A system having 1,2,3 or 0 degrees of freedom is called univariant, bivariant, trivariant and nonvariant respectively.
It is calculated by formula
F = C − P + 2
Ice(S) ⇌ Water(L) ⇌ Water Vapour(G)
The three phases can be in equilibrium only at particular temperature and pressure. Therefore, when all the three phases are present in equilibrium, then no condition need to be specified. The system is therefore zero variant or invariant or has no degree of freedom.
F = C − P + 2
In the water system-
C = 1 and P = 3
So, F = 1 − 3 + 2 = 0. So, it is a zero variant or invariant or has no degree of freedom.
In this system, if pressure or temperature is altered , three phases will not remain in equilibrium and one of the phases disappears.
If we consider a system consisting of water in contact with its vapour,
Water(l) ⇌ Water vapour(g)
we must state either the temperature or pressure Thus degree of freedom is one and the system is univariant.
If we consider a system consisting of water vapour phase only, we must state the values of both the temperature and pressure in order to define the system completely. Hence the system is bivariant or has two degrees of freedom.

Merits of the Phase Rule

Followings are the main merits of phase rule-
1. It is applicable to both physical and chemical equilibria.
2. It is applicable to macroscopic systems, so it requires no information regarding molecular/microstructure.
3. It is a convenient method of classifying equilibrium states in terms of phases, components and degrees of freedom.
4. It helps to predict the behaviour of a system, under different sets of variables.
5. It indicates that different systems with same degree of freedom behave similarly.
6. It helps in deciding whether various substances would exist together in equilibrium or some of the substances present would be interconverted or some of the substances present would be eliminated.

Limitations of Phase Rule

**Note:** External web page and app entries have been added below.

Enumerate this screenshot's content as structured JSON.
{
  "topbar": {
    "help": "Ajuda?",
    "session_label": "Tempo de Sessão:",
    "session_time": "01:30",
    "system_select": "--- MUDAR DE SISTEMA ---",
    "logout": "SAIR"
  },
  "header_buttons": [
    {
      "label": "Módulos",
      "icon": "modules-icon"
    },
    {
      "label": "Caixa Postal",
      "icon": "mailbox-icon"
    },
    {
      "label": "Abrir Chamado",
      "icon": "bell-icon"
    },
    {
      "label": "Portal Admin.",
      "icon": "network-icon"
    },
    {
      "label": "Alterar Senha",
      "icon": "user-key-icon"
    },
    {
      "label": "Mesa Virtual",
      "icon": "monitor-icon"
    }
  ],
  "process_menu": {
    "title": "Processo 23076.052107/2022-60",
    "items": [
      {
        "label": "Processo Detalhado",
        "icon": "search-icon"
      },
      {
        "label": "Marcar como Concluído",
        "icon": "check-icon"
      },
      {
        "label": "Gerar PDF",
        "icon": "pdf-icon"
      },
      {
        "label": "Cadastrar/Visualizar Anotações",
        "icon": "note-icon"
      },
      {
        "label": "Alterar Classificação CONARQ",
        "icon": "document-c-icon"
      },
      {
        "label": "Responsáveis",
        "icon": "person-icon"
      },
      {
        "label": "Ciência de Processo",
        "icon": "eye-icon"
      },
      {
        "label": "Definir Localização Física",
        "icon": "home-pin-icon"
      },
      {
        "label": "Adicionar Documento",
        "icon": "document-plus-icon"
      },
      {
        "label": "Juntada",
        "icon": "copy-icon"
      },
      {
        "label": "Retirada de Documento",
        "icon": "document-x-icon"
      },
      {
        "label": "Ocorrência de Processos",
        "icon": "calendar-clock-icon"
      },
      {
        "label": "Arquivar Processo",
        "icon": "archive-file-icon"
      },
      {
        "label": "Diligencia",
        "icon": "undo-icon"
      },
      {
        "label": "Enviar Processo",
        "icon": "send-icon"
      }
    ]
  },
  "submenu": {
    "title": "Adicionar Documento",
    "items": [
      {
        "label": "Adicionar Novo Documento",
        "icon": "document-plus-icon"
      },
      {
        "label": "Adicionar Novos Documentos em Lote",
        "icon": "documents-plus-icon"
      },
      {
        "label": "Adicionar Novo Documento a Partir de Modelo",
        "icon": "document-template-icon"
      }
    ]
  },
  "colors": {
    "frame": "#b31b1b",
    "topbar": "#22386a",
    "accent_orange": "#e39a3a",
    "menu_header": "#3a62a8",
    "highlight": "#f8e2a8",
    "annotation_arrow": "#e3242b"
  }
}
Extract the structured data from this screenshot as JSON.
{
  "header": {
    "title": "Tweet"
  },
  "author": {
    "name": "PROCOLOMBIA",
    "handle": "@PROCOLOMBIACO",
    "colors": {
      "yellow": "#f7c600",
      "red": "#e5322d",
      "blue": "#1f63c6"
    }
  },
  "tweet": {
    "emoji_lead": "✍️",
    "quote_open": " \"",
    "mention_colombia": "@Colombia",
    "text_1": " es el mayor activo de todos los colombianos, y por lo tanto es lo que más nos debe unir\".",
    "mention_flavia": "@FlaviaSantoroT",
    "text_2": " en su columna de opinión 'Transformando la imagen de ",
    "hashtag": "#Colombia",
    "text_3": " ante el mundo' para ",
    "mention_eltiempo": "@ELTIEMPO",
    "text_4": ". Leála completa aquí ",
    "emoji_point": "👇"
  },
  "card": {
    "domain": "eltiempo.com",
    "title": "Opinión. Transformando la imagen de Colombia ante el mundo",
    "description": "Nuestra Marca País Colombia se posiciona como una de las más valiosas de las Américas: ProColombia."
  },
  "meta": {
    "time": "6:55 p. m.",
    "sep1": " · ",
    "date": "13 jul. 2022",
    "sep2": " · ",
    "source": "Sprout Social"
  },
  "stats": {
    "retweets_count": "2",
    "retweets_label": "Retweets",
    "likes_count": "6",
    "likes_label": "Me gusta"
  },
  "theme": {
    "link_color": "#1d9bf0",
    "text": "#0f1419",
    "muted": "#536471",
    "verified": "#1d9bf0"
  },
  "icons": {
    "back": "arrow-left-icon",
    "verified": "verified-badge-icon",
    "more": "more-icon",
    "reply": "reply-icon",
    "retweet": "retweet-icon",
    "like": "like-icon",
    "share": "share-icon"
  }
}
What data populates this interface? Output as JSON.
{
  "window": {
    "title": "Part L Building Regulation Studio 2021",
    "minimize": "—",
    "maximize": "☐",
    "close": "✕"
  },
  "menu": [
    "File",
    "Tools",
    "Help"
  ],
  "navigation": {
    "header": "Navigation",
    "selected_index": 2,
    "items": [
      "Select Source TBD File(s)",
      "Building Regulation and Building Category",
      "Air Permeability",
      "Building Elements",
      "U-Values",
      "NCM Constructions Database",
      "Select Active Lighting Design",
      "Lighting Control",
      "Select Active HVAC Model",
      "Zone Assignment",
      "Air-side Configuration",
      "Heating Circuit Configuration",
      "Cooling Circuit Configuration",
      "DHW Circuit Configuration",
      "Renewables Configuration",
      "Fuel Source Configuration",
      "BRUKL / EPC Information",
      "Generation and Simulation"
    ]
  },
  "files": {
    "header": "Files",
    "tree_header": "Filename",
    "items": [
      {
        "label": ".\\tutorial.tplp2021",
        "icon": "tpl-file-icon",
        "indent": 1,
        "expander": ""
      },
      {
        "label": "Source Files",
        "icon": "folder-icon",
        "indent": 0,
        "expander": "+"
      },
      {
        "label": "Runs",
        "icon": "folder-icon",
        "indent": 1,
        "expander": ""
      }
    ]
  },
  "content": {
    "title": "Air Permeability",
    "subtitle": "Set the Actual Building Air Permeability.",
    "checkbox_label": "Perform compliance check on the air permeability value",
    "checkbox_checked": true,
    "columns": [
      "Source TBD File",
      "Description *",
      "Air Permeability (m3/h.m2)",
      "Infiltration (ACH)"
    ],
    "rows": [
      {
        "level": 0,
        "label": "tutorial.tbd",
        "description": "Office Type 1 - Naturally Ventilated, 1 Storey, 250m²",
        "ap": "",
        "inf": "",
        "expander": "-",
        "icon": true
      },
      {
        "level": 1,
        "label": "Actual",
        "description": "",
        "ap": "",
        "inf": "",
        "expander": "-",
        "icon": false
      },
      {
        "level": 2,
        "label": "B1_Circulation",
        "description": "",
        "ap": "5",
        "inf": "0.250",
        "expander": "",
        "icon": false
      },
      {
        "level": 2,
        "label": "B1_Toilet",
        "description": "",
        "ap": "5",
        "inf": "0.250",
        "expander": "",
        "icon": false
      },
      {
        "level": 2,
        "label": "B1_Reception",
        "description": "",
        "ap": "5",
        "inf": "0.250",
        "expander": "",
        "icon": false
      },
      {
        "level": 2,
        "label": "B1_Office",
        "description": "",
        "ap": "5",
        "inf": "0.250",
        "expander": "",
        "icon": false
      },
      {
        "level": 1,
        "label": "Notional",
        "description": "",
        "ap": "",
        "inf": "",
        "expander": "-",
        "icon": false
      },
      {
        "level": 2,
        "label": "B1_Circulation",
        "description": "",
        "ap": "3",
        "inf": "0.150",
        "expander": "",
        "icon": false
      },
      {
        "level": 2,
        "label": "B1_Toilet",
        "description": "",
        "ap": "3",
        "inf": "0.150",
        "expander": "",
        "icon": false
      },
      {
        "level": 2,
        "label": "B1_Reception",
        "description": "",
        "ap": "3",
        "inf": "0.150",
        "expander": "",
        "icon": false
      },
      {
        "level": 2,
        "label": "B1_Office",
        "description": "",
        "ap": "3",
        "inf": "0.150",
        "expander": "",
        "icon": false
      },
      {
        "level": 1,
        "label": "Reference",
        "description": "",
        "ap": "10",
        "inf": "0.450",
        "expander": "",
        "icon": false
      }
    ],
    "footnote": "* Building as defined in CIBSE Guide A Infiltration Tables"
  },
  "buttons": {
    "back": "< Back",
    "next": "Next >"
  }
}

Followings are the main limitations of phase rule-
1. It can be applied only for system in equilibrium. So, it is less important in case of very slow equilibrium state attaining system.
2. It applies only to a single equilibrium system; and provide no information regarding any other possible equilibria in the system.
3. It requires at most care in deciding the number of phases existing in an equilibrium state, since it considers only the number of phases, rather than their amounts. Thus even if a trace of phase is present, it accounts towards the total number of phases.
4. It limits that all phases of the system must be present simultaneously under the identical conditions of temperature and pressure.
5. It limits that solid and liquid phases must not be in finely-divided state; otherwise deviations occurs.


Reduced Phase Rule or Condensed Phase Rule

In some systems, an equilibrium exists between solid- liquid phases and gaseous phase is practically absent. Hence the effect of pressure on such system can be neglected. Then it is necessary to take into account only two variables viz. temperature and concentration. Such system showing solid-liquid equilibrium. So, the system in which only solid and liquid phase are considered and gas phase is neglected is called condensed system and the phase rule reduces to-
F= C – P + 1.
This is called Reduced Phase Rule or Condensed Phase Rule.

Thermodynamic Derivation of Phase Rule

Phase Diagram